A certain doctor of Tannochbrae used to be the mainstay of my television childhood, so it was with some very clear monochrome images in my head, that I picked up the recent Birlinn edition of A.J. Cronin’s Dr. Finlay’s Casebook.
It is easy to see why the situation, setting, and characters worked so well in episode form on television and radio. Dr Finlay is the junior partner in a surgery sometime in the 1920s or 30s, coping with his senior, pompous Dr. Cameron, and their formidable housekeeper, Janet. The setting seems to be the Highlands, though at some point it seems to move closer to the Clyde. There are plenty of stricken children, thrawn characters, serious illnesses, returning prodigal sons and daughters with a tale to tell, and a sprinkling of sad-eyed beautiful women to beguile Dr Finlay.
Some of the tales are emotional, sentimental perhaps, but there is also a lot of humour, wry observation, and the guid Scots tongue.

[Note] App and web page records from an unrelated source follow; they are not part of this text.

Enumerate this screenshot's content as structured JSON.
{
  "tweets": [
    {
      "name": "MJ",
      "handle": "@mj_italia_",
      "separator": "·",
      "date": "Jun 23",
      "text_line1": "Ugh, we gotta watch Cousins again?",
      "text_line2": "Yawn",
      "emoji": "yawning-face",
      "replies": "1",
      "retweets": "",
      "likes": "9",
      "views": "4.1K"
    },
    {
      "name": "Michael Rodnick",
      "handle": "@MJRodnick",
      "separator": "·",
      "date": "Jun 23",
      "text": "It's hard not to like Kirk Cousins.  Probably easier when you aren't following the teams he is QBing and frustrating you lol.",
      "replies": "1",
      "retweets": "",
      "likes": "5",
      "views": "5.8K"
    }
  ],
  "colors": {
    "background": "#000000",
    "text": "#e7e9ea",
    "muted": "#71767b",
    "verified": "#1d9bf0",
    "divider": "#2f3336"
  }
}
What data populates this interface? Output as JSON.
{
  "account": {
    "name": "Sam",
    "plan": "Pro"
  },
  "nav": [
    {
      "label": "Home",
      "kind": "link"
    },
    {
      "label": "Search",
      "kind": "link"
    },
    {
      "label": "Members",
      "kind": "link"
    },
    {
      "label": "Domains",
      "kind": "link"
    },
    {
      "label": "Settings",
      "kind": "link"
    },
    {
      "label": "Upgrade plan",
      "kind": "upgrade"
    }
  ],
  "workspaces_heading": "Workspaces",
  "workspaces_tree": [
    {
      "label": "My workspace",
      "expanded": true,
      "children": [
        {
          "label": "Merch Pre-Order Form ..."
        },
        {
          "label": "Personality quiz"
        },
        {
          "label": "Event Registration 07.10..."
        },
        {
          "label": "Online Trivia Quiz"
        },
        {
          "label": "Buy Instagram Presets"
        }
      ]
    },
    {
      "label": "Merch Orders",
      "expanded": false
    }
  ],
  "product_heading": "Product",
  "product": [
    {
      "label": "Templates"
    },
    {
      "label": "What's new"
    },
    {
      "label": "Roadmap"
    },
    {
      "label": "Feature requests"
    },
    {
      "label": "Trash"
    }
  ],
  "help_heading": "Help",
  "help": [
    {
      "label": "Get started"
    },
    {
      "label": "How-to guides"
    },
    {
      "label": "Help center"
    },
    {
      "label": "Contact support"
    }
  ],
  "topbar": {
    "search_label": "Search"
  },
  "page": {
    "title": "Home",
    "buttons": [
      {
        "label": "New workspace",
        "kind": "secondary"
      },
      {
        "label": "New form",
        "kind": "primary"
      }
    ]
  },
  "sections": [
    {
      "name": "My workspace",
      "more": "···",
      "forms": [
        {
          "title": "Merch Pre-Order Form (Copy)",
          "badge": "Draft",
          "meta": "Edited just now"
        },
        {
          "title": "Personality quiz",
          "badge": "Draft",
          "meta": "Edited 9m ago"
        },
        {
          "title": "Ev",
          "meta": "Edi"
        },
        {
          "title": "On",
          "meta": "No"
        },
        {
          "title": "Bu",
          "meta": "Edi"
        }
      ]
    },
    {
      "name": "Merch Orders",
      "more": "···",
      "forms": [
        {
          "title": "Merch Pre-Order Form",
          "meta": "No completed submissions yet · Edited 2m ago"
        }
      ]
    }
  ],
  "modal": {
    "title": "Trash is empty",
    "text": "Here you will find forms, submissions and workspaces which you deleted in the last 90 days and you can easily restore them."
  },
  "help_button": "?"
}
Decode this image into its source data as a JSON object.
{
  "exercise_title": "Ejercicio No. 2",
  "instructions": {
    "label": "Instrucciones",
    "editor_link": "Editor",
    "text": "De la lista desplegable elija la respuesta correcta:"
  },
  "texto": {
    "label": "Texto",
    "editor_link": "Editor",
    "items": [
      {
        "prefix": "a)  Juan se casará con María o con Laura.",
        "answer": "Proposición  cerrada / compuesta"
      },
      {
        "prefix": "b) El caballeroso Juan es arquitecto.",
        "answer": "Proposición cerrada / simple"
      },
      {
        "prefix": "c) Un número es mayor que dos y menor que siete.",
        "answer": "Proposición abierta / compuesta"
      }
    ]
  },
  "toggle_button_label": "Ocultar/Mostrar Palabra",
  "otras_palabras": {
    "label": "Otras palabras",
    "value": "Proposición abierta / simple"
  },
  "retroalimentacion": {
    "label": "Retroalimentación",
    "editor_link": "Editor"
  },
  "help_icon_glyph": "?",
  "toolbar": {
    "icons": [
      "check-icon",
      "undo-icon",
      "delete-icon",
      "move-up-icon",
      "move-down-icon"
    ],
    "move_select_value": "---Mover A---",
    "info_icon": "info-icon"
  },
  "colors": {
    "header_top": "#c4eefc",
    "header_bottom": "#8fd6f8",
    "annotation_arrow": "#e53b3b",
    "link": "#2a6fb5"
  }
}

As befits a doctor’s life they are also on occasion frank and even a wee bit racy. All in all it is a casebook well worth reopening, a great reminder of one of our expert storytellers.
Cronin was a formidably successful writer in the 1930s and 1940s. Born in 1896 in Dumbarton and trained as a doctor, he found fame as the author of a series of blockbuster novels – the famous names, all filmed, include Hatter’s Castle, The Stars Look Down, The Citadel and The Keys of the Kingdom. He died in 1981. (Image from Birlinn )